Ms Thompson seems to think that Mr Obama is found, especially by white American males, to be ‘lacking in substance’ because they feel their manhood threatened and, it goes without saying, they are innately racist. But Obama is found lacking in substance because he is lacking in substance. As a 60-year-old naturalised American, who lived at least ten years on four different continents before settling on this one, I offer a couple of observations which I consider to be at least as scientifically rigorous as those of Ms Thompson. Firstly, there are more white male Americans who will vote for Obama because his father happened to have been a Luo from Kenya than there are those who will vote against him for that reason. Secondly — and perhaps understandably — black Americans in 2008 are far more racist than white Americans.

I will not vote for Obama, because of his naive and potentially destructive political views. It is deeply offensive to me that Ms Thompson would suggest this reasoning is ‘racist’.

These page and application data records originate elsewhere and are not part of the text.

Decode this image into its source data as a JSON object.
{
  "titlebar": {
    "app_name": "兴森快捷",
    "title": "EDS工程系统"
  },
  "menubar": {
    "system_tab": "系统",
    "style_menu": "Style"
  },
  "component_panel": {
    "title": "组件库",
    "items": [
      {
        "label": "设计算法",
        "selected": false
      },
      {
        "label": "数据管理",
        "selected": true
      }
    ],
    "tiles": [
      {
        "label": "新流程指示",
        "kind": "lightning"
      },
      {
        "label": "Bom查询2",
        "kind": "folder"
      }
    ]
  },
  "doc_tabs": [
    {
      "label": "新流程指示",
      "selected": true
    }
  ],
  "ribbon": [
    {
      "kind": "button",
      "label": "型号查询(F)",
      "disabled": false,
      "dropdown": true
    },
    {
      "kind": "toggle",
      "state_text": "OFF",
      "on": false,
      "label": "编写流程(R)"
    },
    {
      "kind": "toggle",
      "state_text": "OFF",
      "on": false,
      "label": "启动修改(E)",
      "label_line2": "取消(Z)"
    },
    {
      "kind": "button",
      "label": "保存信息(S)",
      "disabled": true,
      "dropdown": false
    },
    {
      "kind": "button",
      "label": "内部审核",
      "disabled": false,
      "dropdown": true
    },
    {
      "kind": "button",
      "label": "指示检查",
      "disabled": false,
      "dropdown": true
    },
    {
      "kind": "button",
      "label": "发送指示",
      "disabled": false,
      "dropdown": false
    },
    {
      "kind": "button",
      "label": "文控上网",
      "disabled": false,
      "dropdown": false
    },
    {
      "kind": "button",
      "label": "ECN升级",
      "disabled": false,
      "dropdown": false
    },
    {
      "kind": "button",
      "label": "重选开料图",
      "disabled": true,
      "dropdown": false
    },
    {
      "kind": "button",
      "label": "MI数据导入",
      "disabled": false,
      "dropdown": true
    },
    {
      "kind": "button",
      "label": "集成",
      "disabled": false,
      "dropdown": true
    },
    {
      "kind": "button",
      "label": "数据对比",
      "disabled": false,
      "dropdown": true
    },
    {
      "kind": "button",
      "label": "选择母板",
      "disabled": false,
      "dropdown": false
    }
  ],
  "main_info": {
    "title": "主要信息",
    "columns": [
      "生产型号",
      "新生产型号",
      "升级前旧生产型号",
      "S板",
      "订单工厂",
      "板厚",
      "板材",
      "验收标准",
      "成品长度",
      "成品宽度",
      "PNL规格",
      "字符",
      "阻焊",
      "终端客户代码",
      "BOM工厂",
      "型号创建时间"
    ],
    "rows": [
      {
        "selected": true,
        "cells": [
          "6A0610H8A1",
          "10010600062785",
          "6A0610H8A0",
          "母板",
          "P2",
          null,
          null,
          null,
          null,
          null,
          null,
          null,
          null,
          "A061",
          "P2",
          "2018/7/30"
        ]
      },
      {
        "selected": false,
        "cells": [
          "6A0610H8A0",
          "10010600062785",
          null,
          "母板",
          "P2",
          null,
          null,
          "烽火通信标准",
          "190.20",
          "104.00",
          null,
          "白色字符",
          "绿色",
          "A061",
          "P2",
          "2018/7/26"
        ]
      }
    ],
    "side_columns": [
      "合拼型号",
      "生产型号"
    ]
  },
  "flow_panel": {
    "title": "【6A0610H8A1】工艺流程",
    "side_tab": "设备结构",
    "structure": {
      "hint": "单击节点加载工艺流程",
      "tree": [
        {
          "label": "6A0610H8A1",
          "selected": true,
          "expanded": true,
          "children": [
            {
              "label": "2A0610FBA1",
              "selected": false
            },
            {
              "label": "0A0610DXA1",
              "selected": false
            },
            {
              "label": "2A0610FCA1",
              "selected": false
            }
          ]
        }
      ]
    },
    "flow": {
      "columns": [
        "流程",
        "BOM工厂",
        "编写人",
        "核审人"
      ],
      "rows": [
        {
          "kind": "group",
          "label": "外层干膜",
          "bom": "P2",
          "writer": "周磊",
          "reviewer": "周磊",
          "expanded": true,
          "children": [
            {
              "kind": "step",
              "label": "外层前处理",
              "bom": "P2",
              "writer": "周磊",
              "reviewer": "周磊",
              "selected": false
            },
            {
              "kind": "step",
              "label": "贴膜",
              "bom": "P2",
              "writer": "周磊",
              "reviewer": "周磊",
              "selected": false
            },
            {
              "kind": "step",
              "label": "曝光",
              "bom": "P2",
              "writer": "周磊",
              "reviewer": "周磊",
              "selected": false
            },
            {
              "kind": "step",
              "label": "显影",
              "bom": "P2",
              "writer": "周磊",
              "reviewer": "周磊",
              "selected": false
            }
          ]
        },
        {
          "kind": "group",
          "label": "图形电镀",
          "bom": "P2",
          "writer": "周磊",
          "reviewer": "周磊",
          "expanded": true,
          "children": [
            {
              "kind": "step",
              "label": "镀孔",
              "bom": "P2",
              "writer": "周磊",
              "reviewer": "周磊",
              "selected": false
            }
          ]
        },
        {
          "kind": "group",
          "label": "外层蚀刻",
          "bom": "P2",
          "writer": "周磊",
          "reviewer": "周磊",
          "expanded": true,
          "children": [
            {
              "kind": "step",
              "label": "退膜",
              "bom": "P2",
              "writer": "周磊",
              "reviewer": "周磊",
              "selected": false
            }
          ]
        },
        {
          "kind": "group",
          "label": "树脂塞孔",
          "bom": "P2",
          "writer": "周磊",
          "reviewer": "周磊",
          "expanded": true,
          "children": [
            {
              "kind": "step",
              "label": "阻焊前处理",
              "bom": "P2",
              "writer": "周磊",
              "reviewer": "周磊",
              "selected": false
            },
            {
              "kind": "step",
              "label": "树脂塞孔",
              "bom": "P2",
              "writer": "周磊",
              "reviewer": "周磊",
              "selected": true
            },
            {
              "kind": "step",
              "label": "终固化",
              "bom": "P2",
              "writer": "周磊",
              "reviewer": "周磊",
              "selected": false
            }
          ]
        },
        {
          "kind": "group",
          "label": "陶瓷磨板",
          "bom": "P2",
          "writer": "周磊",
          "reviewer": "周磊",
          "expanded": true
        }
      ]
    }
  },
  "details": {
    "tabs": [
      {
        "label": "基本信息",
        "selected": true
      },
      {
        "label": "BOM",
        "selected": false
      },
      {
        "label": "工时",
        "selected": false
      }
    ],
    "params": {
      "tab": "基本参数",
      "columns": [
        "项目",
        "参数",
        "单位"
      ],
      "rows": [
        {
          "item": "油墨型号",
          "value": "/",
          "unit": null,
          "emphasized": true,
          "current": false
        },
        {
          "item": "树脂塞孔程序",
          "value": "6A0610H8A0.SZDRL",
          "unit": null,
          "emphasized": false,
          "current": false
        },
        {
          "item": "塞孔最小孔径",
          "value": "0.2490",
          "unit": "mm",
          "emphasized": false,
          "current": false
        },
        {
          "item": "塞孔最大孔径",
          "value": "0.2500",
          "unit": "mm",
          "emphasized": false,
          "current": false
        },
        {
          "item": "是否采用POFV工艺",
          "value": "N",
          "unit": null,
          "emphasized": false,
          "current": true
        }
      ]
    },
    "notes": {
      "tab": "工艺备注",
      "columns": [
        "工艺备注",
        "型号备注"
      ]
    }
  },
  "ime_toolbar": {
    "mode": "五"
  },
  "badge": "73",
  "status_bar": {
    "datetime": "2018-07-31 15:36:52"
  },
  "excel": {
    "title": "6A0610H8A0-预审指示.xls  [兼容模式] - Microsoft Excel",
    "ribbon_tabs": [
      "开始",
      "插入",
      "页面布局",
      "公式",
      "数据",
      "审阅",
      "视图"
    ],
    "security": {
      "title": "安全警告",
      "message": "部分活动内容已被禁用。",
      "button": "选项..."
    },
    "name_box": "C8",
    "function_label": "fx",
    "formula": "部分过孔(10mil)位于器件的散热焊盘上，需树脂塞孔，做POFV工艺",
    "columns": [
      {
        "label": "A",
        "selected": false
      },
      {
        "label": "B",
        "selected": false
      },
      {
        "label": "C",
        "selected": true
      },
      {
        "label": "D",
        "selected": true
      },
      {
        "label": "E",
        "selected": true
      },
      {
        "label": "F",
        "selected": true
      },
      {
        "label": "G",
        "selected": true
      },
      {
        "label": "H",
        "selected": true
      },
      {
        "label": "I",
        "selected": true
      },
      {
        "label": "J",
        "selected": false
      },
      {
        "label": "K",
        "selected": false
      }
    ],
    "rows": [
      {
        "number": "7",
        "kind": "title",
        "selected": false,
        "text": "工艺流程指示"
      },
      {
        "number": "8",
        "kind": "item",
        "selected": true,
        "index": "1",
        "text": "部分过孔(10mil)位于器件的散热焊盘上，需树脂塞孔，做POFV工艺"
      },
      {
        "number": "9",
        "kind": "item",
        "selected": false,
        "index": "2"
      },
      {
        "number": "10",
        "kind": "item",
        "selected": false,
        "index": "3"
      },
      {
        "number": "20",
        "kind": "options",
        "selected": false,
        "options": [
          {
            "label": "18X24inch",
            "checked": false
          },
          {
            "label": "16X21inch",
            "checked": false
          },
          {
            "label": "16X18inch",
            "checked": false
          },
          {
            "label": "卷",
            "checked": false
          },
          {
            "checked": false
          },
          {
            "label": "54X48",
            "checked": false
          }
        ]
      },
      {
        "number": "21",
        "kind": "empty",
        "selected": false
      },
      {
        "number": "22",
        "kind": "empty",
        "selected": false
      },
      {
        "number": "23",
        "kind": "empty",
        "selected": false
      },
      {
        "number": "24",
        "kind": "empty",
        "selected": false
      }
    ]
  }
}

Geoff Hawkins

Cary, North Carolina

Celtic cringe
Sir: Molly Watson (Style & travel, 23 February) begins by saying ‘Dylan Thomas used to say that a day away from Wales was a day wasted.’ Was this the same Dylan Thomas who said ‘Wales is the Land of my Fathers. And my fathers can have it’? Perhaps he meant that a day away from Wales is a day wasted, when one could instead have a week, a month, a year or a lifetime away? In this he seems merely to have been following in the great tradition of Celtic poets and writers such as James Joyce, who preferred voluntary exile to living in their rain-sodden native lands.

Ian Rippey

Northern Ireland

This article first appeared in the print edition of The Spectator magazine, dated